Tuesday, January 27, 2009

Wolves In The Throne Room - Malevolent Grain EP (2009)

'Tis that sacred time again for us to be blessed with another release by ultra-reclusive, ultra-meaningful Pacific Northwest enviro-black metallers, Wolves In The Throne Room. Now, what awaits with this release? The continued affirmation that our modern society is at odds with Mother Earth? That our Spaceship Earth is experiencing critical system failure due to our carelessness and total disregard for the environment? If you answered yes, take another soothing sip of organic peppermint tea and pat yourself on the back.

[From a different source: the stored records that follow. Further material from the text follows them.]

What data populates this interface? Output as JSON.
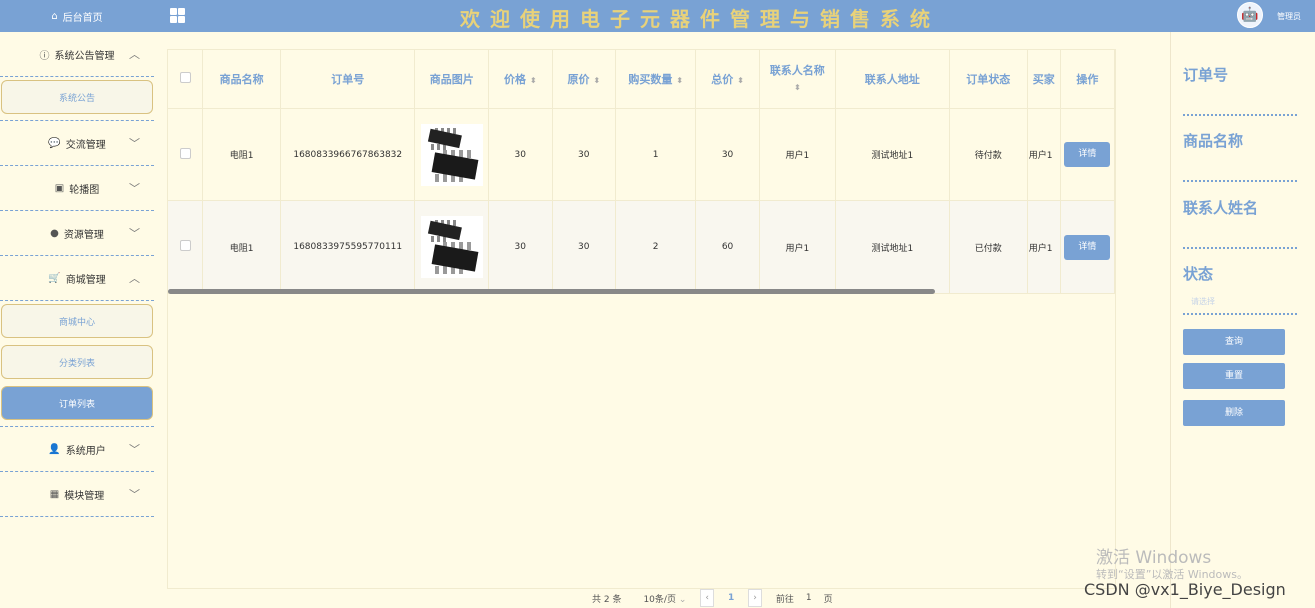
{
  "sidebar": {
    "home": "后台首页",
    "groups": [
      {
        "label": "系统公告管理",
        "subs": [
          "系统公告"
        ]
      },
      {
        "label": "交流管理"
      },
      {
        "label": "轮播图"
      },
      {
        "label": "资源管理"
      },
      {
        "label": "商城管理",
        "subs": [
          "商城中心",
          "分类列表",
          "订单列表"
        ]
      },
      {
        "label": "系统用户"
      },
      {
        "label": "模块管理"
      }
    ]
  },
  "header": {
    "title": "欢迎使用电子元器件管理与销售系统",
    "user": "管理员"
  },
  "table": {
    "headers": [
      "商品名称",
      "订单号",
      "商品图片",
      "价格",
      "原价",
      "购买数量",
      "总价",
      "联系人名称",
      "联系人地址",
      "订单状态",
      "买家",
      "操作"
    ],
    "rows": [
      {
        "name": "电阻1",
        "order_no": "1680833966767863832",
        "price": "30",
        "orig_price": "30",
        "qty": "1",
        "total": "30",
        "contact": "用户1",
        "address": "测试地址1",
        "status": "待付款",
        "buyer": "用户1",
        "action": "详情"
      },
      {
        "name": "电阻1",
        "order_no": "1680833975595770111",
        "price": "30",
        "orig_price": "30",
        "qty": "2",
        "total": "60",
        "contact": "用户1",
        "address": "测试地址1",
        "status": "已付款",
        "buyer": "用户1",
        "action": "详情"
      }
    ]
  },
  "filter": {
    "labels": [
      "订单号",
      "商品名称",
      "联系人姓名",
      "状态"
    ],
    "select_placeholder": "请选择",
    "buttons": [
      "查询",
      "重置",
      "删除"
    ]
  },
  "pager": {
    "total": "共 2 条",
    "page_size": "10条/页",
    "prev": "‹",
    "current": "1",
    "next": "›",
    "goto": "前往",
    "goto_value": "1",
    "page_unit": "页"
  },
  "watermark": {
    "line1": "激活 Windows",
    "line2": "转到“设置”以激活 Windows。",
    "csdn": "CSDN @vx1_Biye_Design"
  },
  "colors": {
    "accent": "#79a2d4",
    "background": "#fffbe6",
    "title": "#e8d27a"
  }
}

Malevolent Grain is another attempt by this foursome (they added a guitar player to their lineup, presumably because he has a van that runs on loathing for capitalism) to tell us about the errors of our ways. The EP itself sounds very organic, yet polished which is a positive I can attribute to the release. For what the band is trying to achieve, they do know how to set the right atmospherics for it. Now, on to the negatives. The two songs that comprise the EP, “A Looming Resonance” and “Hate Crystal”, both clock in at over 10 minutes each. This should be no surprise since both of the songs sound like they were put together with parts of previous WITTR releases. There is nothing new here. It is the same material with different song titles. “A Looming Resonance” does, however, come with somewhat interesting female vocals, courtesy of Jamie Myers from Hammers of Misfortune fame, that were misleading at first since they appear quite early in the first track and made one think that perhaps the band had decided to add something a bit more dynamic to their songs again. It should be noted that Myers also featured on the first WITTR full-length release Diadem of 12 Stars.

I cannot claim to actually know what the band is aiming for these days with their releases besides from reiterating their mantra that our demise is inevitable should we continue with the direction modern society is headed in. Do they offer anything new? Not really. Is it interesting, engaging material? No. Is it great to listen to in the background? I would be tempted to say yes. As stated previously, the production on the EP is phenomenal and everything sounds crisp and clear, without losing that fuzzy, organic vibe that a band like WITTR could not do without. Yet, the material itself is bland and boring. The band is touring more these days so maybe they are a band that needs to be experienced in the flesh in order to 'get them'. Try it with some organic mushroom tea that you sip from a cup made out of birch bark. Maybe it will all make sense then, but really, who cares?

Verdict: Indifference [5/10]

5 comments:

frank austin said...

I am no fan of WITTR, but I feel compelled to ask: Is there any possible way that your review is skewed just a tiny bit by your preconceived notions about the band and their fanbase?

I should make it clear that I'm not trying to be a dick, but this reads way more like a criticism of a type of person than the album itself. The short blurbs in the middle about the record actually seem fairly positive.

It's confusing to me why something that's polished, organic, and has the right atmospherics rates as a 5/10. Of course, maybe it's just that hippie tea I've been drinking all morning.

autothrall said...

I played it through once, and thought
the EP is at best a 5/10 or 5.5/10, judging from the musical merit alone.

As for the rest, Morgenstern has simply added entertainment where there was none.

I'm surprised there was no outrage over my Sirenia review, Frank :D

frank austin said...

Well, to be fair, I haven't listened to the EP. I'm not really trying to argue for a better score, but a more thorough explanation of why it's a 5/10 outside of the woodsie-bashing would be welcome.

I must have missed the Sirenia review when it popped up. Heh.

I guess I just wasn't that entertained by this one. It's pretty clear that there's a bias against the material from the start - not that I'm saying reviews should be objective - but it would be nicer to read more about the album and less about how much Morg hates hippies.

is this your life? said...

What I got out of the review was that there's nothing new to the ep, so Morg tried to spice it up rather than take time describing how it's exactly like previous albums. I suppose that's unhelpful for people that aren't familiar with the band, but it's a niche review for an ep from a niche band, so I doubt it'll hurt much.

HEYMAN said...

There was some bias against the band going into this review because I feel they have been terribly overhyped as the cornerstone band of USBM and that they're the new incarnation of Weakling. My gripe with the band, from a music standpoint as stated in the review, is that there has been no progression in their music since they started. They're reusing riffs, reusing melodies and reusing the same strong structures. For a band that's supposed to be so incredibly stellar, this EP is close to an embarassment.

The only nice thing I can say about it, asides from the production values, is that the clean vocals from Myers were a good touch and made the first song interesting.

I'm not trying to dig at hippie culture, but I find bands like WITTR are pretentious as fuck about their ideals and their really dedicated fans are too far into the anarchoprimitivism and biodyanamic theory extolled by Jensen and others to realize that a lot of it is bullshit and doesn't come to terms that the point of no return for a lot of things in terms of society and progress has passed, but this has nothing to do with the music, so I'll let it be.